→ **What the task asks**: Return, from the lines below, each one that includes the word "Signup".
====
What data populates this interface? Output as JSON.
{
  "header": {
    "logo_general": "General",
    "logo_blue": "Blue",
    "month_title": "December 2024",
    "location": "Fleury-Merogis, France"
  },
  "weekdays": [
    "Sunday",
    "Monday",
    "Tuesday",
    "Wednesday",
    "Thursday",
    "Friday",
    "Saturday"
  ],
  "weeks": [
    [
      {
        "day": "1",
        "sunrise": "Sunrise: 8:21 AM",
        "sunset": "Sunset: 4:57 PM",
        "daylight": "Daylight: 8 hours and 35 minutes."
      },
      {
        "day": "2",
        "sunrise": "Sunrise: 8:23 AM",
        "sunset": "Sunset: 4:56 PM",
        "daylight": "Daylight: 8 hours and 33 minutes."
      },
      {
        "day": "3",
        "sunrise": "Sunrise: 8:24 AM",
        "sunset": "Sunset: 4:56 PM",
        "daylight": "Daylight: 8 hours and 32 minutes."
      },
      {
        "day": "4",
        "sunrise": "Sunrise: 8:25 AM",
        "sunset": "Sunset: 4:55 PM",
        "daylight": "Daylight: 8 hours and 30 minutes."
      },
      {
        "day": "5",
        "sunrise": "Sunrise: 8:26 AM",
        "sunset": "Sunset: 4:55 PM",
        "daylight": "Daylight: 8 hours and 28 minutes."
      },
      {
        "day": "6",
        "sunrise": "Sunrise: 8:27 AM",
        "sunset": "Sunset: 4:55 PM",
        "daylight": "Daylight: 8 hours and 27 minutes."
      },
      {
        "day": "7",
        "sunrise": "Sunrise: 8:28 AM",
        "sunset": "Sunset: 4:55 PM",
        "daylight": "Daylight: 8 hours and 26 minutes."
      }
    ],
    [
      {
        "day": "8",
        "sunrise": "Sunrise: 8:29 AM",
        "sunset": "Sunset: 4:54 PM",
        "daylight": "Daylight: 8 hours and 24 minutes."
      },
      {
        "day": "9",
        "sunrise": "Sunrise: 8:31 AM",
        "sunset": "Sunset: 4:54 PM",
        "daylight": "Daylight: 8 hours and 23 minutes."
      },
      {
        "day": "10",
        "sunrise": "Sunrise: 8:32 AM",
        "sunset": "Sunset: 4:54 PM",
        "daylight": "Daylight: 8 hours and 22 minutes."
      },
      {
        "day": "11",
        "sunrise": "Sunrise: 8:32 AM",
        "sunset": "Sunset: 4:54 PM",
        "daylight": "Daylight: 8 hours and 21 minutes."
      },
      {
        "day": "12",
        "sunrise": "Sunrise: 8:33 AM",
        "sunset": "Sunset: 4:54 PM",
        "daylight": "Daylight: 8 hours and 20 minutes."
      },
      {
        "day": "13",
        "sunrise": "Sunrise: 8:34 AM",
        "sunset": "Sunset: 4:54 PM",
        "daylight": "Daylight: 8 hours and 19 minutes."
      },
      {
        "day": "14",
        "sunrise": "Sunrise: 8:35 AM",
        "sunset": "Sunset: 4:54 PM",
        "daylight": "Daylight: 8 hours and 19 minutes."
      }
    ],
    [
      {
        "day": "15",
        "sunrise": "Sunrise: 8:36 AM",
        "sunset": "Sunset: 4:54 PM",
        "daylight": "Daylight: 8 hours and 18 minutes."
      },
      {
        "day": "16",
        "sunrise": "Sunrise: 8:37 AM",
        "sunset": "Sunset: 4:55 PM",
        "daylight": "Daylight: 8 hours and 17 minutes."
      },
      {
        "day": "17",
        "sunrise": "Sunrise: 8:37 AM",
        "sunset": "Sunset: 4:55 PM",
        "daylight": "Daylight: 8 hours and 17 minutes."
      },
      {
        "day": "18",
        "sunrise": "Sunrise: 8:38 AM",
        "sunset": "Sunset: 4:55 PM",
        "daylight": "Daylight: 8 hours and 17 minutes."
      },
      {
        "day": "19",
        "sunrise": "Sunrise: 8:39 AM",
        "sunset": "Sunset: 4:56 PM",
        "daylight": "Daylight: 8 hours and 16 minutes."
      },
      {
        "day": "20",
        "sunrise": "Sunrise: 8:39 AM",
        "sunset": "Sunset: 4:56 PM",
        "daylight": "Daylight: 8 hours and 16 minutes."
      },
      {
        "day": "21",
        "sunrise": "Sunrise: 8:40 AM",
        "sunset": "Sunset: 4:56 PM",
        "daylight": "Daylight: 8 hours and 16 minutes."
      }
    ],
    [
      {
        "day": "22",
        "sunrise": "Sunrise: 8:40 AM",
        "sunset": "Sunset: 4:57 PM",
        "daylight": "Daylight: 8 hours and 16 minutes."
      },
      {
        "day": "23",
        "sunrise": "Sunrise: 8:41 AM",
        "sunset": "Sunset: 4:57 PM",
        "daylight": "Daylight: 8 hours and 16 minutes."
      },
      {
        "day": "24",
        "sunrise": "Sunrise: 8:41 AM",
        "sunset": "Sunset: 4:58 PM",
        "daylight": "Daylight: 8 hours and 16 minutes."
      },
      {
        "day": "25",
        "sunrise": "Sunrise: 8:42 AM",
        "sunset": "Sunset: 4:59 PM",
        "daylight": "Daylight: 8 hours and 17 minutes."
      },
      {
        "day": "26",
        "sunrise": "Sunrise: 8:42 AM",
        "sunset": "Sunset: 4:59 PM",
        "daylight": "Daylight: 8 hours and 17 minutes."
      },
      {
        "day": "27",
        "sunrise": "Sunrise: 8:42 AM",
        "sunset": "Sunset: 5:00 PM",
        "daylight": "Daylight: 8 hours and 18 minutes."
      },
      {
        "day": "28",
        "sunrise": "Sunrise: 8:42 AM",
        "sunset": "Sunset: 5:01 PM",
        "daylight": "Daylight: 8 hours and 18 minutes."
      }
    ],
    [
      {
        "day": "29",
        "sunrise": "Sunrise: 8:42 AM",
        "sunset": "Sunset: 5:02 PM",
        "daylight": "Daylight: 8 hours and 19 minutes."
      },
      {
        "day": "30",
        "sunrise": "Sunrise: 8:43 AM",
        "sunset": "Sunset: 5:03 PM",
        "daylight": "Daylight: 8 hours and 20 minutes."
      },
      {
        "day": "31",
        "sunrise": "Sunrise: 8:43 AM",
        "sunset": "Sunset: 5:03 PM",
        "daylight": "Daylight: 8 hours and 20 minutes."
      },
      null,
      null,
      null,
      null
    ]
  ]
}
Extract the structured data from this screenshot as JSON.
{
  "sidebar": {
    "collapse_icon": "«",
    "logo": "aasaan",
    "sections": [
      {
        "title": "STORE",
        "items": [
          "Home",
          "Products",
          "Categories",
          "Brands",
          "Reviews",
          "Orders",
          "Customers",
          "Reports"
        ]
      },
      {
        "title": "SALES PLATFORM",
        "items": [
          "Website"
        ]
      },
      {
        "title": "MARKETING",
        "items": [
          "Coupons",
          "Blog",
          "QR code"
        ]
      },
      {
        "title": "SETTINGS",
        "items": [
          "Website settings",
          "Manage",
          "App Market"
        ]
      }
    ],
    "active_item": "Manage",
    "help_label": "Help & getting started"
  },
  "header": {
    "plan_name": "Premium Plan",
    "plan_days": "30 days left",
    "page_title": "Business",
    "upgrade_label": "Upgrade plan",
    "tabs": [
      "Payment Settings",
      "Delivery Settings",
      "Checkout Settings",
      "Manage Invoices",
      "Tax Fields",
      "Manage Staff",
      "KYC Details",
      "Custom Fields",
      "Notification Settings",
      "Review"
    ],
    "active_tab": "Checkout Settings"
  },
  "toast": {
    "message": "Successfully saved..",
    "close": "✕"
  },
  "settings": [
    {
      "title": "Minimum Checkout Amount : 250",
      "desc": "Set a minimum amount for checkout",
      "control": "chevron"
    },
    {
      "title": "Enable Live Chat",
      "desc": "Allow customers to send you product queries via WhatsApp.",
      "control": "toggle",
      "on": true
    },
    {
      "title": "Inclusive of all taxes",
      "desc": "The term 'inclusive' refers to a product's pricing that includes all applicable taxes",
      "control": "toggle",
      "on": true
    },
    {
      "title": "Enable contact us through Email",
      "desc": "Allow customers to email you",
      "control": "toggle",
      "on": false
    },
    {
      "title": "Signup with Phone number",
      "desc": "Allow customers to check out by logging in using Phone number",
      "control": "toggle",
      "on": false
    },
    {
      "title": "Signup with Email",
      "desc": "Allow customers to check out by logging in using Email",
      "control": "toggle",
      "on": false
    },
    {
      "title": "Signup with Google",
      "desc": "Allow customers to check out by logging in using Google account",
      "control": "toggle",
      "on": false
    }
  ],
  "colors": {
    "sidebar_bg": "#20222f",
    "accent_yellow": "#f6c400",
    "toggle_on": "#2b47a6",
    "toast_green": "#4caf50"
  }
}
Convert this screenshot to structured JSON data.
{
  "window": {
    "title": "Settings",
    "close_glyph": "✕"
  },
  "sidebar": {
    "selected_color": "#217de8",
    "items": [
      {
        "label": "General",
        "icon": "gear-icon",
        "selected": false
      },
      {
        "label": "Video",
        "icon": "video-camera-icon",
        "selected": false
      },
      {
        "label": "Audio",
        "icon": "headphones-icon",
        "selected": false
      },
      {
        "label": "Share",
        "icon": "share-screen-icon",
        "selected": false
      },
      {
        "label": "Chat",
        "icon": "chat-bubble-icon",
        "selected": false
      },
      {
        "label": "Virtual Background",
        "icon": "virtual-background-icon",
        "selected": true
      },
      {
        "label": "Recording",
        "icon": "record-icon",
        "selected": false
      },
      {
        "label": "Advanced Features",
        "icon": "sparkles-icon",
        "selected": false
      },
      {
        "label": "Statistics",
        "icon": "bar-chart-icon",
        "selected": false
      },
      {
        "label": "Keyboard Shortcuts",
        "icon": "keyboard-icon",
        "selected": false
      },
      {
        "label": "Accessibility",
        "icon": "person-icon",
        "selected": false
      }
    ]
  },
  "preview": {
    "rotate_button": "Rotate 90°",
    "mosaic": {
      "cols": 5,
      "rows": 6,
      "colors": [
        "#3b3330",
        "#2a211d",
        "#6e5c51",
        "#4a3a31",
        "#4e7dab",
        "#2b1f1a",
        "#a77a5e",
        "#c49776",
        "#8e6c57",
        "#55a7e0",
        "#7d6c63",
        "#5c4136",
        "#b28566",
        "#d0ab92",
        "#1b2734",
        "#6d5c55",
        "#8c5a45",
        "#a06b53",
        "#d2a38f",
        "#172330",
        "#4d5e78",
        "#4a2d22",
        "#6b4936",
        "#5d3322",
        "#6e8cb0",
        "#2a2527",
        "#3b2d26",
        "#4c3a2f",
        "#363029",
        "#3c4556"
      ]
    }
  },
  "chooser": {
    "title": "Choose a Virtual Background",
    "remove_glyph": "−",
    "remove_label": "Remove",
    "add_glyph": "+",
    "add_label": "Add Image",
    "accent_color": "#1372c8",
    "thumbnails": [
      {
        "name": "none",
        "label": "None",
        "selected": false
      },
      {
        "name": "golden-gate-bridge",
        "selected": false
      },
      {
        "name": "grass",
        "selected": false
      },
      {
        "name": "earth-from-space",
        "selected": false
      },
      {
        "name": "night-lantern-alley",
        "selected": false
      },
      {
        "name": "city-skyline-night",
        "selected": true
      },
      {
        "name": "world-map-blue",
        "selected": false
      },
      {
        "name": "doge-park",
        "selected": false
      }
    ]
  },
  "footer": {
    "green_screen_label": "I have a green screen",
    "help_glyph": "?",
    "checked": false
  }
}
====
→ **Response to this exercise**:
      "title": "Signup with Phone number",
      "title": "Signup with Email",
      "title": "Signup with Google",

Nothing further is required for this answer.